Actually, her exact phrase wasn’t “political celebrities.” At the Indian River County Republican Party’s Lincoln Day Dinner in Vero Beach, Fla., Monday night, she said the GOP has a problem with “con men and charlatans.” Her point, though, was this: The Republican Party — and particularly the conservative movement — has created incentives for politicians to enter the fray not necessarily to win an office, but to eventually score a gig with Fox News or write a book. We need to be wary, then, of people who might possibly be in it solely for themselves.
Coulter’s not keen on the idea of a brokered convention, but she’s also not concerned it will happen. I think she’s right. Right that it wouldn’t be good for the GOP because, really, who’s going to save us now? If nothing else, it sets a bad precedent: Who will want to face the primary process in the future if he knows he can skip it and still be in the battle for the nomination? Right, too, that it probably won’t happen.

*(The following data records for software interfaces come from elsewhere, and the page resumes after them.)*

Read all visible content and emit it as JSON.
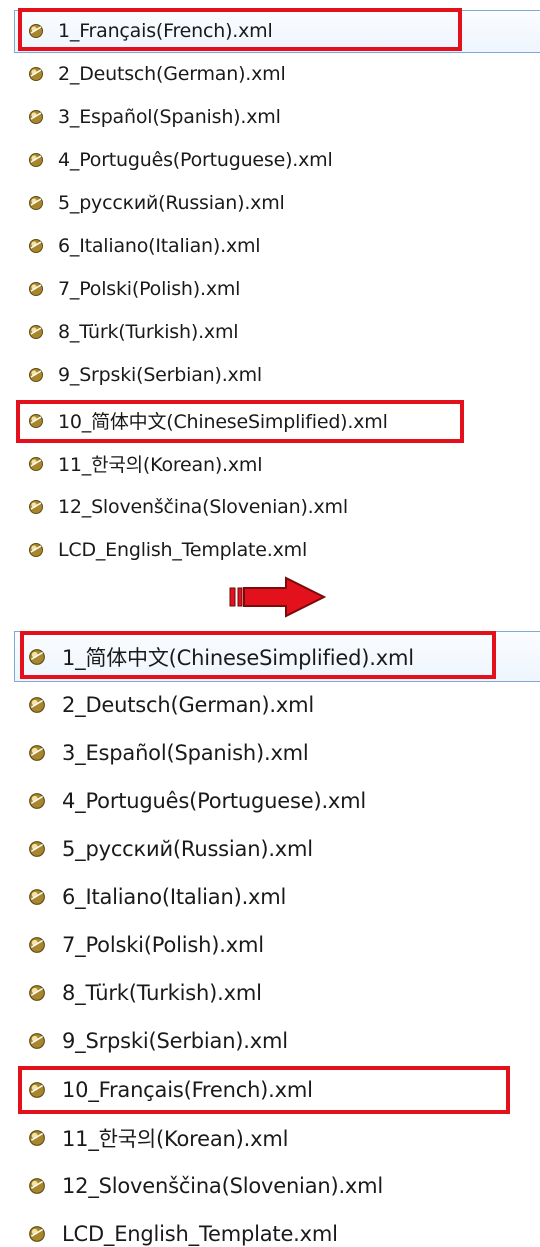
{
  "before": {
    "items": [
      {
        "label": "1_Français(French).xml"
      },
      {
        "label": "2_Deutsch(German).xml"
      },
      {
        "label": "3_Español(Spanish).xml"
      },
      {
        "label": "4_Português(Portuguese).xml"
      },
      {
        "label": "5_русский(Russian).xml"
      },
      {
        "label": "6_Italiano(Italian).xml"
      },
      {
        "label": "7_Polski(Polish).xml"
      },
      {
        "label": "8_Türk(Turkish).xml"
      },
      {
        "label": "9_Srpski(Serbian).xml"
      },
      {
        "label": "10_简体中文(ChineseSimplified).xml"
      },
      {
        "label": "11_한국의(Korean).xml"
      },
      {
        "label": "12_Slovenščina(Slovenian).xml"
      },
      {
        "label": "LCD_English_Template.xml"
      }
    ]
  },
  "after": {
    "items": [
      {
        "label": "1_简体中文(ChineseSimplified).xml"
      },
      {
        "label": "2_Deutsch(German).xml"
      },
      {
        "label": "3_Español(Spanish).xml"
      },
      {
        "label": "4_Português(Portuguese).xml"
      },
      {
        "label": "5_русский(Russian).xml"
      },
      {
        "label": "6_Italiano(Italian).xml"
      },
      {
        "label": "7_Polski(Polish).xml"
      },
      {
        "label": "8_Türk(Turkish).xml"
      },
      {
        "label": "9_Srpski(Serbian).xml"
      },
      {
        "label": "10_Français(French).xml"
      },
      {
        "label": "11_한국의(Korean).xml"
      },
      {
        "label": "12_Slovenščina(Slovenian).xml"
      },
      {
        "label": "LCD_English_Template.xml"
      }
    ]
  },
  "colors": {
    "highlight": "#e3111c",
    "arrow": "#e3111c",
    "selection_border": "#7ea8d6",
    "text": "#1a1a1a"
  },
  "icons": {
    "file": "xml-file-icon",
    "arrow": "right-arrow-icon"
  }
}
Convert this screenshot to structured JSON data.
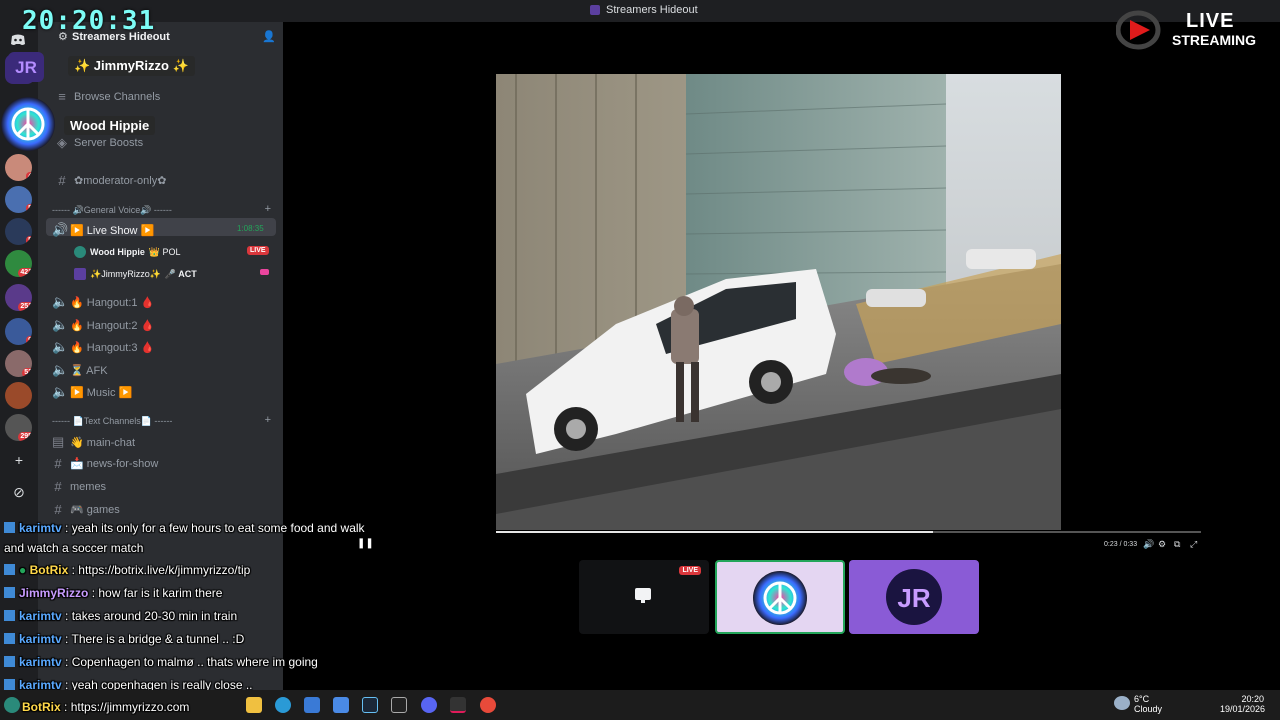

A contested convention is different: Santorum might have made a strong enough case for himself by the time the convention rolls around to be able to convince the needed number of Romney delegates to go his way — and he arguably should have that opportunity. Not sure Coulter would agree with me there, though. (H/t The Daily Caller and The Shark Tank)